Yeast, as in traditional breadmaking, helps the dough rise. Additional liquids and fats are often necessary to balance the lack of gluten, which usually provides moisture and softness in bread.
Traditional vs. Gluten-Free: What’s Different?
When it comes to traditional vs. gluten-free bread, the main difference lies in the absence of gluten-containing grains in the latter. This absence significantly affects the bread’s texture, rise, and flavor.
In traditional breadmaking, kneading the dough develops the gluten and gives bread its chewy texture. Since there’s no gluten in gluten-free bread, there’s no kneading required, and the dough resembles more of a batter.
The rise in gluten-free bread is often less robust due to the lack of gluten structure, requiring alternative rising agents and techniques to achieve a palatable texture.
The Role of Alternative Flours in Gluten-Free Bread
The choice of flour can significantly impact the final product. Commonly used flours include rice flour, potato flour, and almond flour. Each has its own set of properties that contribute to the texture and flavor of the bread.
Rice flour is a popular choice due to its mild flavor. Potato flour adds moisture, and almond flour can contribute both moisture and flavor.
Some people also use blends of these flours to create a more complex texture and flavor profile. This blending is often the secret to achieving a gluten-free bread that closely mimics its gluten-filled counterpart.
Binders and Additives: The Unsung Heroes
You may not find them glamorous, but binders like xanthan gum and guar gum are essential in gluten-free breadmaking. They act as the “glue” that holds the bread together in the absence of gluten.
In addition to binders, you’ll often find additional additives like extra fats or even vinegar in gluten-free bread recipes. These components work to improve the bread’s texture and shelf life.

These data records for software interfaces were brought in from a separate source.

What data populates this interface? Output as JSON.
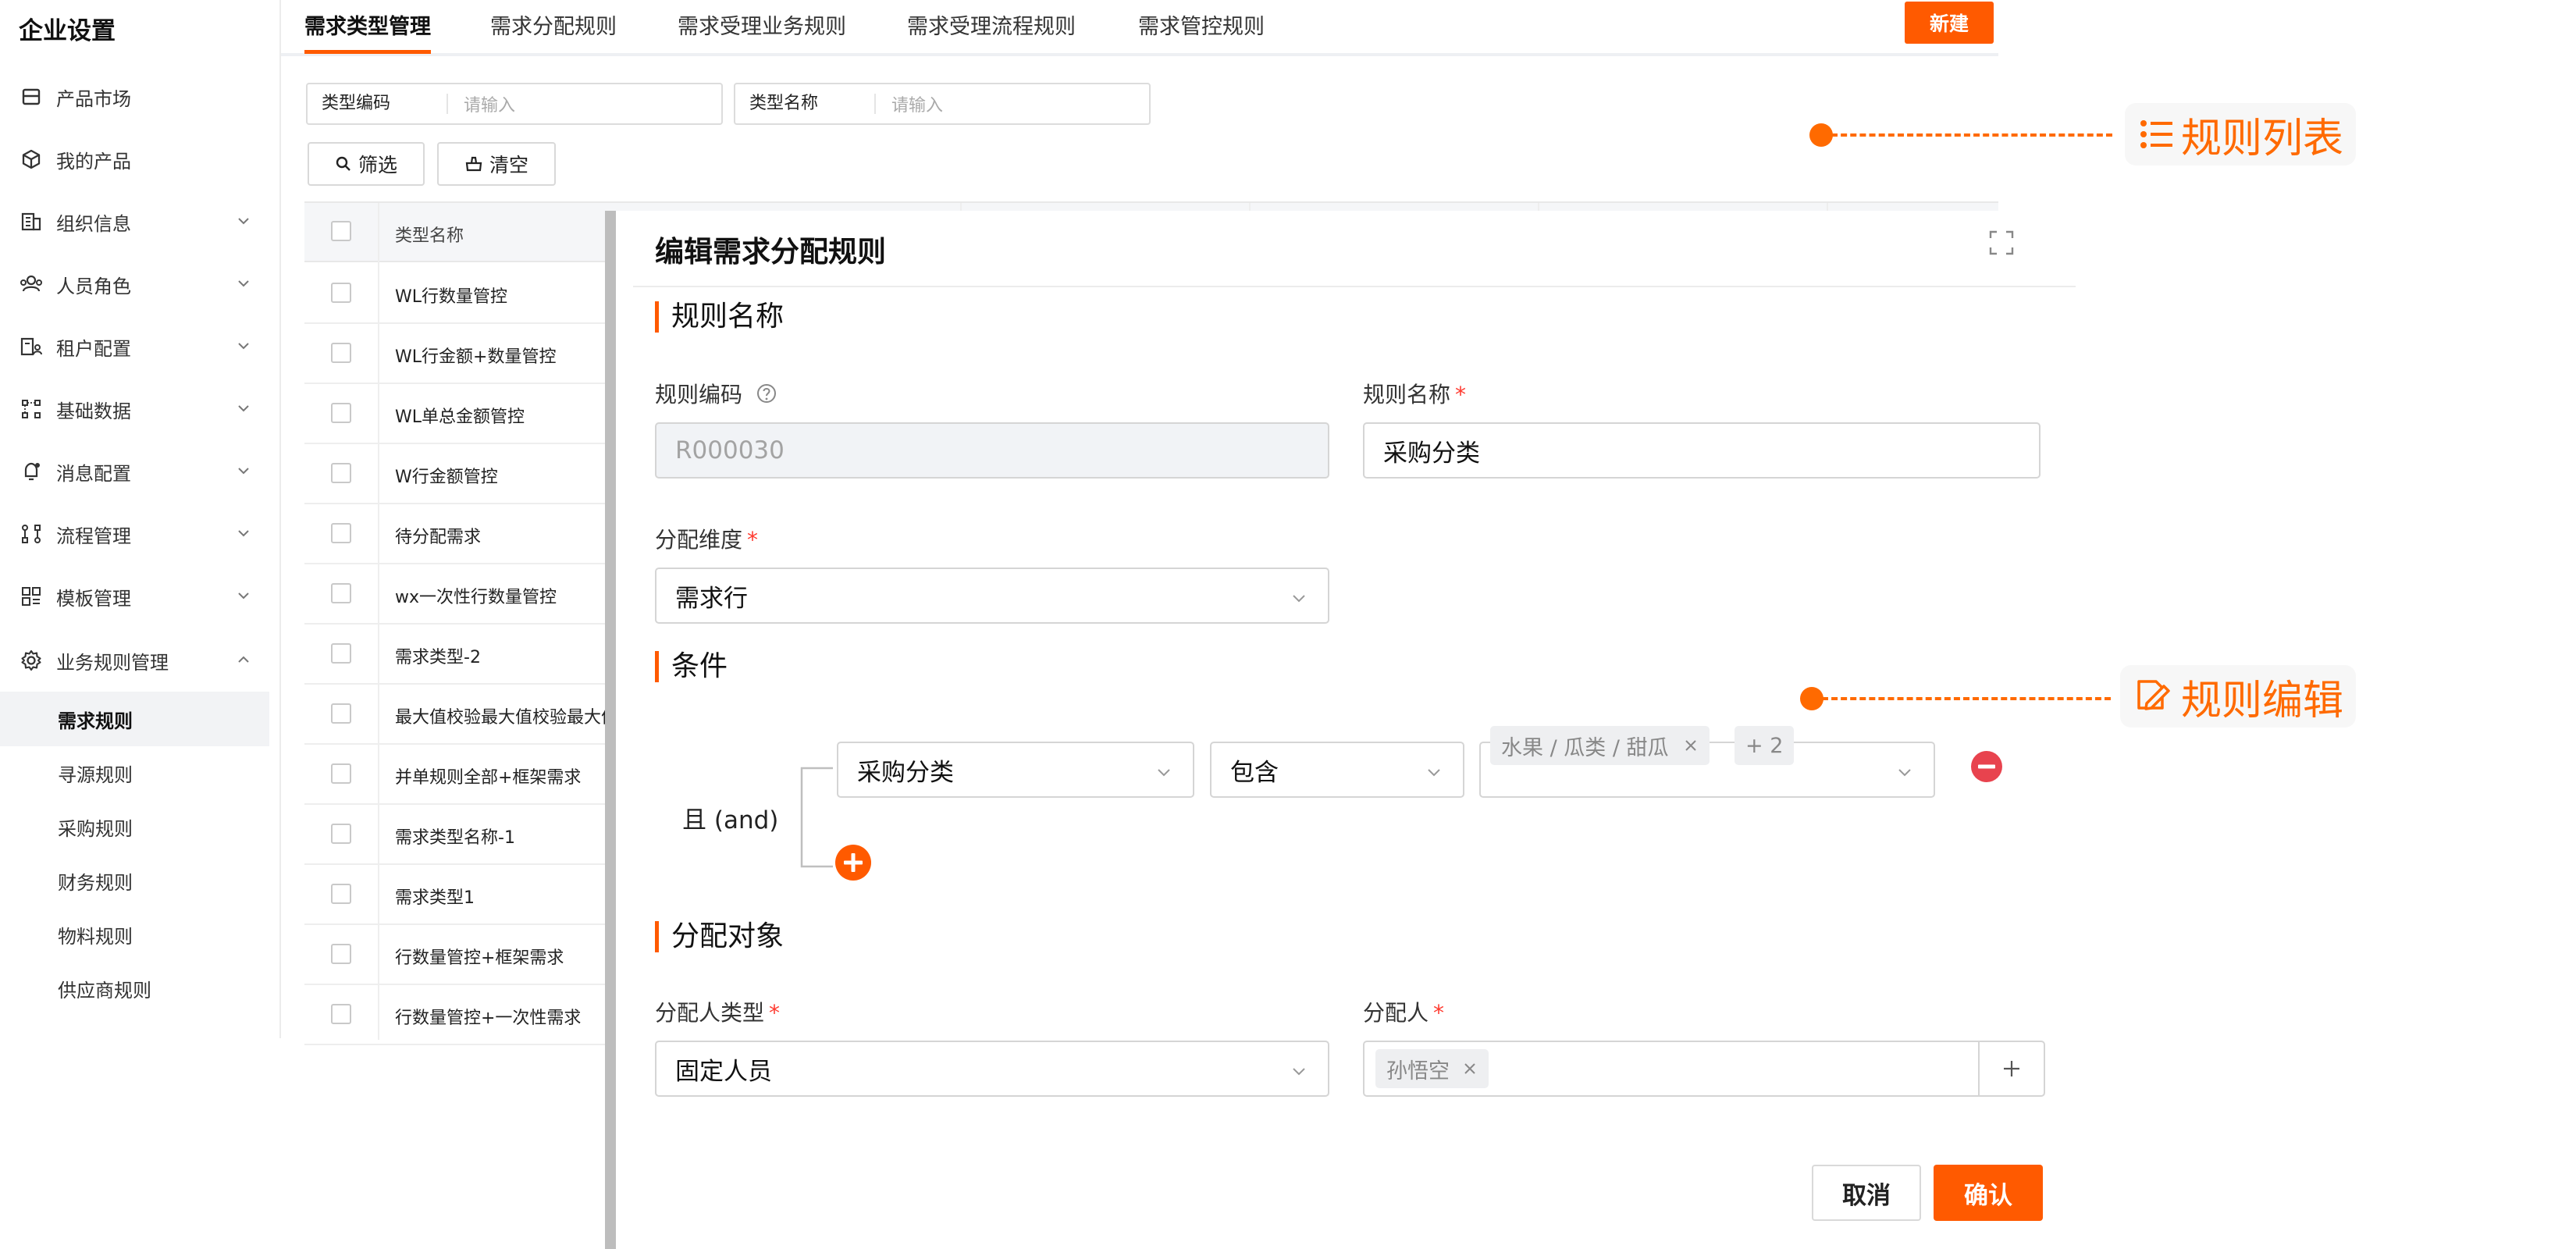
{
  "sidebar": {
    "title": "企业设置",
    "items": [
      {
        "label": "产品市场",
        "icon": "storefront-icon",
        "expandable": false
      },
      {
        "label": "我的产品",
        "icon": "cube-icon",
        "expandable": false
      },
      {
        "label": "组织信息",
        "icon": "building-icon",
        "expandable": true
      },
      {
        "label": "人员角色",
        "icon": "users-icon",
        "expandable": true
      },
      {
        "label": "租户配置",
        "icon": "tenant-icon",
        "expandable": true
      },
      {
        "label": "基础数据",
        "icon": "data-nodes-icon",
        "expandable": true
      },
      {
        "label": "消息配置",
        "icon": "bell-icon",
        "expandable": true
      },
      {
        "label": "流程管理",
        "icon": "flow-icon",
        "expandable": true
      },
      {
        "label": "模板管理",
        "icon": "template-icon",
        "expandable": true
      },
      {
        "label": "业务规则管理",
        "icon": "gear-icon",
        "expandable": true,
        "expanded": true
      }
    ],
    "subitems": [
      "需求规则",
      "寻源规则",
      "采购规则",
      "财务规则",
      "物料规则",
      "供应商规则"
    ],
    "active_subitem": "需求规则"
  },
  "tabs": [
    "需求类型管理",
    "需求分配规则",
    "需求受理业务规则",
    "需求受理流程规则",
    "需求管控规则"
  ],
  "active_tab": "需求类型管理",
  "new_button": "新建",
  "filters": [
    {
      "label": "类型编码",
      "placeholder": "请输入"
    },
    {
      "label": "类型名称",
      "placeholder": "请输入"
    }
  ],
  "filter_button": "筛选",
  "clear_button": "清空",
  "table": {
    "header": "类型名称",
    "rows": [
      "WL行数量管控",
      "WL行金额+数量管控",
      "WL单总金额管控",
      "W行金额管控",
      "待分配需求",
      "wx一次性行数量管控",
      "需求类型-2",
      "最大值校验最大值校验最大值",
      "并单规则全部+框架需求",
      "需求类型名称-1",
      "需求类型1",
      "行数量管控+框架需求",
      "行数量管控+一次性需求"
    ]
  },
  "modal": {
    "title": "编辑需求分配规则",
    "section_name": "规则名称",
    "rule_code_label": "规则编码",
    "rule_code_value": "R000030",
    "rule_name_label": "规则名称",
    "rule_name_value": "采购分类",
    "dimension_label": "分配维度",
    "dimension_value": "需求行",
    "section_condition": "条件",
    "logic_label": "且 (and)",
    "condition": {
      "field": "采购分类",
      "operator": "包含",
      "value_tag": "水果 / 瓜类 / 甜瓜",
      "more_tag": "+ 2"
    },
    "section_target": "分配对象",
    "assignee_type_label": "分配人类型",
    "assignee_type_value": "固定人员",
    "assignee_label": "分配人",
    "assignee_tag": "孙悟空",
    "cancel": "取消",
    "confirm": "确认"
  },
  "annotations": {
    "list": "规则列表",
    "edit": "规则编辑"
  },
  "colors": {
    "accent": "#ff5a00",
    "annotation": "#ff6a00",
    "danger": "#e8434e"
  }
}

These ingredients don’t usually take the spotlight, but without them, gluten-free bread wouldn’t be what it is today. They contribute to making something that is both delicious and structurally sound.
The Breadmaking Process Step-by-Step

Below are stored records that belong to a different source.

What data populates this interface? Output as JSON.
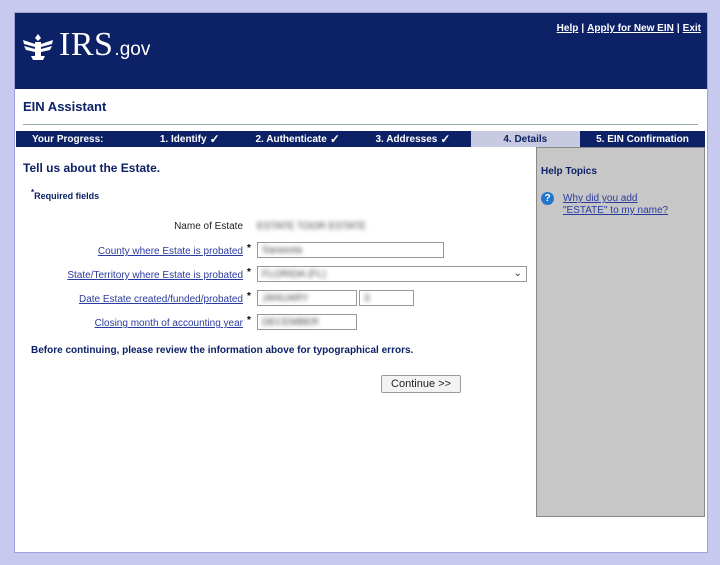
{
  "header": {
    "logo_text": "IRS",
    "logo_suffix": ".gov",
    "links": {
      "help": "Help",
      "apply": "Apply for New EIN",
      "exit": "Exit",
      "separator": "|"
    }
  },
  "app_title": "EIN Assistant",
  "progress": {
    "label": "Your Progress:",
    "steps": [
      {
        "label": "1. Identify",
        "mark": "✓"
      },
      {
        "label": "2. Authenticate",
        "mark": "✓"
      },
      {
        "label": "3. Addresses",
        "mark": "✓"
      },
      {
        "label": "4. Details",
        "mark": ""
      },
      {
        "label": "5. EIN Confirmation",
        "mark": ""
      }
    ]
  },
  "form": {
    "title": "Tell us about the Estate.",
    "required_note": "Required fields",
    "required_marker": "*",
    "name_label": "Name of Estate",
    "name_value": "ESTATE TOOR ESTATE",
    "county_label": "County where Estate is probated",
    "county_value": "Sarasota",
    "state_label": "State/Territory where Estate is probated",
    "state_value": "FLORIDA (FL)",
    "date_label": "Date Estate created/funded/probated",
    "date_month": "JANUARY",
    "date_day": "3",
    "closing_label": "Closing month of accounting year",
    "closing_value": "DECEMBER",
    "review_note": "Before continuing, please review the information above for typographical errors.",
    "continue_label": "Continue >>"
  },
  "help": {
    "title": "Help Topics",
    "link": "Why did you add \"ESTATE\" to my name?"
  },
  "colors": {
    "navy": "#0d2167",
    "link": "#2a3b9e",
    "active_step": "#c7cae0",
    "sidebar": "#c7c7c7"
  }
}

Making gluten-free bread involves a few essential steps, albeit slightly different from those of traditional breadmaking. You’ll start by mixing the dry ingredients (flours, binders, and sometimes additional flavorings) and then add in the wet ingredients (yeast, water, and fats).
Next, you combine the two sets of ingredients to make a batter. Because there’s no gluten to develop, you won’t need to knead the dough; a thorough mix will do.
Finally, you’ll let the bread rise in a warm, draft-free area. Once it has risen, it’s time for baking. The baking time and temperature can vary depending on the ingredients used but expect it to be in the oven for about 30-45 minutes.
Tips for Making Your Own Gluten-Free Bread at Home
Having spent a fair amount of time making gluten-free bread myself, I can tell you that it’s both an art and a science. One key tip is to measure your ingredients carefully; a little too much or too little of something can drastically affect the outcome.
Secondly, don’t rush the rising process. Giving your bread sufficient time to rise will result in a better texture.
Lastly, don’t be afraid to experiment. Whether it’s playing around with different flours or adding in flavorings like seeds and nuts, a little creativity can yield delicious results.
Final Thoughts: Is Gluten-Free Bread for You?
Whether you’re celiac, gluten-sensitive, or just looking for an alternative to traditional bread, gluten-free bread offers a viable option. It may require some getting used to, both in taste and texture, but it’s a lifesaver for those who can’t consume gluten.
However, remember that just because it’s gluten-free doesn’t mean it’s necessarily healthier. Many gluten-free breads are high in sugar and fats to make up for the lack of gluten, so always check the labels.
If you’ve never tried making it yourself, I highly recommend giving it a go. There’s something incredibly satisfying about slicing into a loaf of bread you made with your own hands, especially when it means you don’t have to compromise your health to enjoy it.